PROBLEM – Repeat every line below exactly as it reads.

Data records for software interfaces
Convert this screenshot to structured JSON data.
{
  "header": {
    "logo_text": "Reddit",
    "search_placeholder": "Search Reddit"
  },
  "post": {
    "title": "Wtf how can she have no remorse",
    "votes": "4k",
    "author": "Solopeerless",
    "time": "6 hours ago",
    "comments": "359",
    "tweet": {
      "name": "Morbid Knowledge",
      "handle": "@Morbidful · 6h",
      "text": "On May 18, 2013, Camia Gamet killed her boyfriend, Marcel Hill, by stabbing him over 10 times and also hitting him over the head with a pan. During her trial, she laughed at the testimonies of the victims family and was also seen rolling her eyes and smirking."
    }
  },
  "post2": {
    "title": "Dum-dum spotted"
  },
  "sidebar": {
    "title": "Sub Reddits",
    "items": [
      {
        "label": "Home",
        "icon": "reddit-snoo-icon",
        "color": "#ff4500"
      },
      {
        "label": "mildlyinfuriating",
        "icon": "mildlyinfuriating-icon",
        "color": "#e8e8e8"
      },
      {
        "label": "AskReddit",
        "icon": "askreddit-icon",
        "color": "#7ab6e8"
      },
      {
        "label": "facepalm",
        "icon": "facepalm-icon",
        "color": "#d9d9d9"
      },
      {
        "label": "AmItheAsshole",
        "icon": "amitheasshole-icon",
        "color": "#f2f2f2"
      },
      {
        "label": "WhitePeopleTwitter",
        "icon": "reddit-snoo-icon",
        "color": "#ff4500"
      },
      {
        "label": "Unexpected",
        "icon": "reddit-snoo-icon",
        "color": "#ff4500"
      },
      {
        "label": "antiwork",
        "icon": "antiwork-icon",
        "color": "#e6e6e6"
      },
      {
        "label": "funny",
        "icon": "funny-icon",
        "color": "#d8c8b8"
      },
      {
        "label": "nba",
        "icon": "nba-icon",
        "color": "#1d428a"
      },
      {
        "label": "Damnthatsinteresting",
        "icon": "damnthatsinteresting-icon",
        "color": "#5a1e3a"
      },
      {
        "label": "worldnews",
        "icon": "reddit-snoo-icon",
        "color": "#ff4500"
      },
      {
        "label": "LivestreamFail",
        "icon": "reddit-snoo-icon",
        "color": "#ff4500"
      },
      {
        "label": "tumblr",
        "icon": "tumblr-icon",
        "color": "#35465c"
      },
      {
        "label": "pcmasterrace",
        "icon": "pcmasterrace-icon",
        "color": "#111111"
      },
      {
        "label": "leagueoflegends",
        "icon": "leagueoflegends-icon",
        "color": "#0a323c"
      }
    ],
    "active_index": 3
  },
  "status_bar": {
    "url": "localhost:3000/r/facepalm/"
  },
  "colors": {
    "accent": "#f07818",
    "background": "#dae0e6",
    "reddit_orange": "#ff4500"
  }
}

RESPONSE TO THE TASK –
Convert this screenshot to structured JSON data.
{
  "header": {
    "logo_text": "Reddit",
    "search_placeholder": "Search Reddit"
  },
  "post": {
    "title": "Wtf how can she have no remorse",
    "votes": "4k",
    "author": "Solopeerless",
    "time": "6 hours ago",
    "comments": "359",
    "tweet": {
      "name": "Morbid Knowledge",
      "handle": "@Morbidful · 6h",
      "text": "On May 18, 2013, Camia Gamet killed her boyfriend, Marcel Hill, by stabbing him over 10 times and also hitting him over the head with a pan. During her trial, she laughed at the testimonies of the victims family and was also seen rolling her eyes and smirking."
    }
  },
  "post2": {
    "title": "Dum-dum spotted"
  },
  "sidebar": {
    "title": "Sub Reddits",
    "items": [
      {
        "label": "Home",
        "icon": "reddit-snoo-icon",
        "color": "#ff4500"
      },
      {
        "label": "mildlyinfuriating",
        "icon": "mildlyinfuriating-icon",
        "color": "#e8e8e8"
      },
      {
        "label": "AskReddit",
        "icon": "askreddit-icon",
        "color": "#7ab6e8"
      },
      {
        "label": "facepalm",
        "icon": "facepalm-icon",
        "color": "#d9d9d9"
      },
      {
        "label": "AmItheAsshole",
        "icon": "amitheasshole-icon",
        "color": "#f2f2f2"
      },
      {
        "label": "WhitePeopleTwitter",
        "icon": "reddit-snoo-icon",
        "color": "#ff4500"
      },
      {
        "label": "Unexpected",
        "icon": "reddit-snoo-icon",
        "color": "#ff4500"
      },
      {
        "label": "antiwork",
        "icon": "antiwork-icon",
        "color": "#e6e6e6"
      },
      {
        "label": "funny",
        "icon": "funny-icon",
        "color": "#d8c8b8"
      },
      {
        "label": "nba",
        "icon": "nba-icon",
        "color": "#1d428a"
      },
      {
        "label": "Damnthatsinteresting",
        "icon": "damnthatsinteresting-icon",
        "color": "#5a1e3a"
      },
      {
        "label": "worldnews",
        "icon": "reddit-snoo-icon",
        "color": "#ff4500"
      },
      {
        "label": "LivestreamFail",
        "icon": "reddit-snoo-icon",
        "color": "#ff4500"
      },
      {
        "label": "tumblr",
        "icon": "tumblr-icon",
        "color": "#35465c"
      },
      {
        "label": "pcmasterrace",
        "icon": "pcmasterrace-icon",
        "color": "#111111"
      },
      {
        "label": "leagueoflegends",
        "icon": "leagueoflegends-icon",
        "color": "#0a323c"
      }
    ],
    "active_index": 3
  },
  "status_bar": {
    "url": "localhost:3000/r/facepalm/"
  },
  "colors": {
    "accent": "#f07818",
    "background": "#dae0e6",
    "reddit_orange": "#ff4500"
  }
}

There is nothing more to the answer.